 (ăl′yə-nə-bəl, ā′lē-ə-)
adj.
Transferrable to the ownership of another.

al′ien·a·bil′i·ty n.
American Heritage® Dictionary of the English Language, Fifth Edition. Copyright © 2016 by Houghton Mifflin Harcourt Publishing Company. Published by Houghton Mifflin Harcourt Publishing Company. All rights reserved.
References in periodicals archive ?
The possibility of asymmetric alienability has not yet been recognized in the literature on commodification.
(110) If ESI is a user's property, the user retains an interest in it and is able to control its alienability. (111) This argument has intuitive appeal: just because another party has access or possession over the user's property does not necessarily mean that the user no longer owns that property.
Among the topics are Suarez's metaphysics of cognitive acts, religious freedom and international law, settling law: his theory of custom for contemporary contexts, whether he was an absolutist or a constitutionalist, separated soul and its nature: Suarez in the scholastic debate, and Suarez and John Locke on rights and alienability: a critical conversation.

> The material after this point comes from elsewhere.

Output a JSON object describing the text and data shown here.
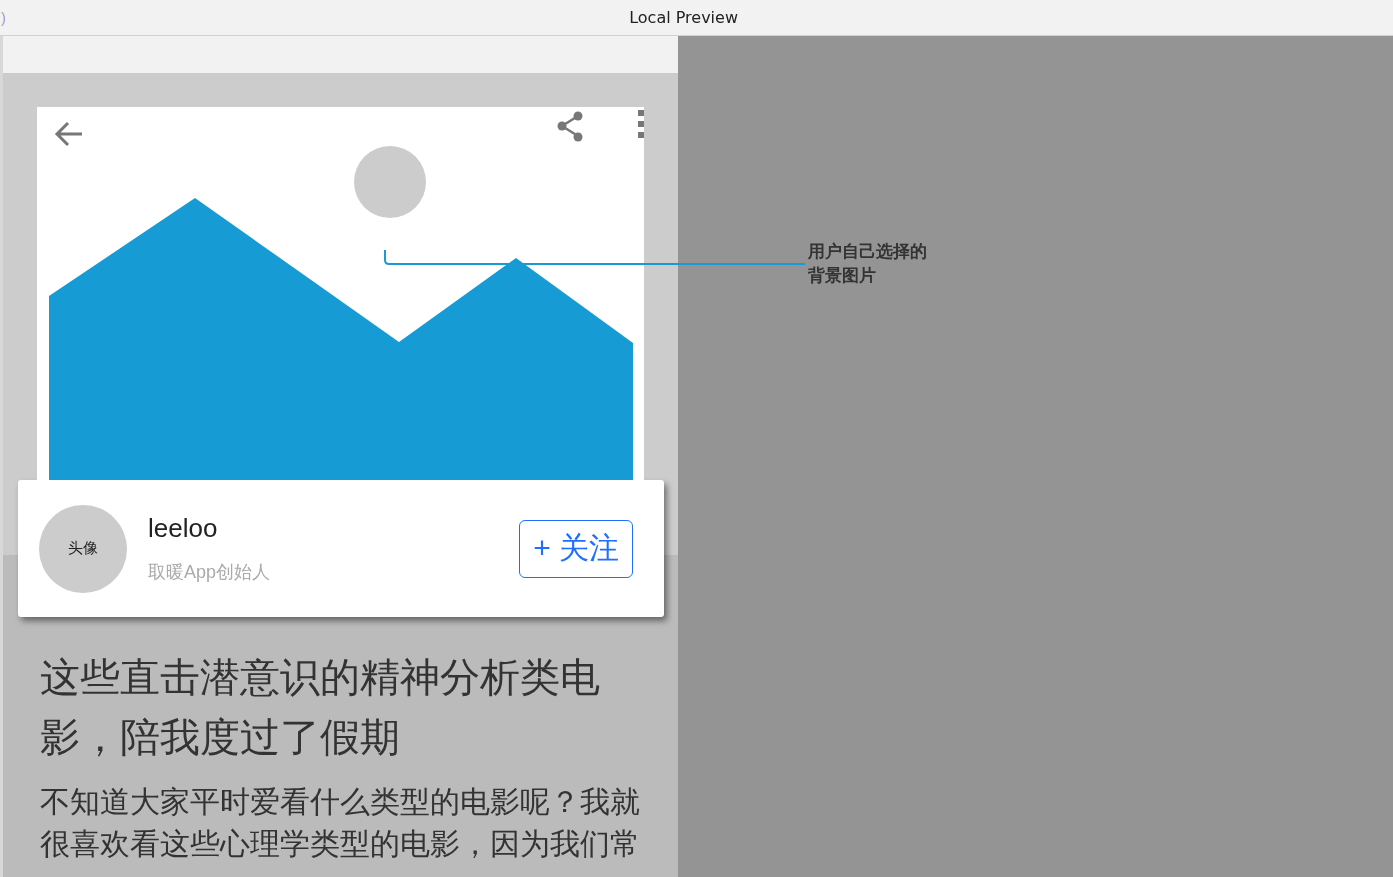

Using standard economic concepts, Stolz distinguishes the goods based on their exclusivity, alienability, divisibility, and transferability.

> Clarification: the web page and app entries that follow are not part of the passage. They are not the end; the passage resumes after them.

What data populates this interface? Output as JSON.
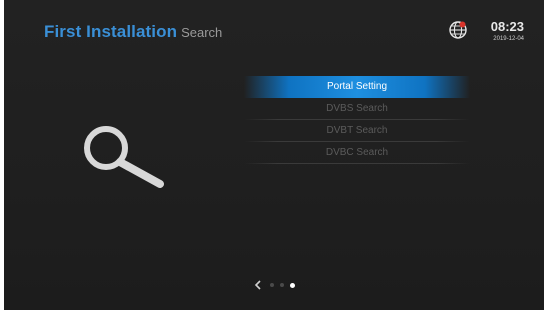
{
  "header": {
    "title": "First Installation",
    "subtitle": "Search"
  },
  "clock": {
    "time": "08:23",
    "date": "2019-12-04",
    "icon": "globe-icon"
  },
  "left_icon": "search-icon",
  "menu": {
    "items": [
      {
        "label": "Portal Setting",
        "active": true
      },
      {
        "label": "DVBS Search",
        "active": false
      },
      {
        "label": "DVBT Search",
        "active": false
      },
      {
        "label": "DVBC Search",
        "active": false
      }
    ]
  },
  "pager": {
    "page_count": 3,
    "current_page": 3,
    "prev_icon": "chevron-left-icon"
  },
  "colors": {
    "accent": "#3a8fd6",
    "selection": "#1e8fe0",
    "background": "#202020"
  }
}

Marketability and alienability were similarly rejected in favor of fixing the land and binding farmers to it.
Although alienability can be a tool for exploitation, unwanted
Object status suggests easier alienability, an absence of communication and strong fluctuations in interaction over time.
Krupp noted that some of the arguments of the defendant LLCs "miss the mark or would only incompletely resolve the case."<br />However, he found compelling their argument rooted in the strong public policy against unreasonably long restrictions on the alienability of land under state law.<br />Krupp's decision ultimately came down to which of the parties' Supreme Judicial Court precedents controlled the matter before him, Roberts v.
After briefly reviewing the significance of the human capital stock, this paper will offer three claims related to Piketty's book: First, that contrary to Piketty's view, the alienability of capital is not a requirement for the consideration of a species of capital in an analysis of capital or the fundamental laws of capitalism.
An Areal-Linguistic Study of Alienability Correlation and Related Phenomena in the Languages of Europe, Amsterdam--Philadelphia (Studies in Language Companion Series 101).
In addition, there are restrictions imposed on the alienability of membership interests in LLCs, as the only transferable interest is the member's share of the profits and losses and the right to receive distributions, and the default rule is that the assignment of a membership interest does not allow the assignee to participate in the management of the LLC or become a member.
Moreover, there are juxtapositions between the notion of objects, the absence of life/agency and alienability. Because things are thought of as inanimate, they are also thought of as alienable.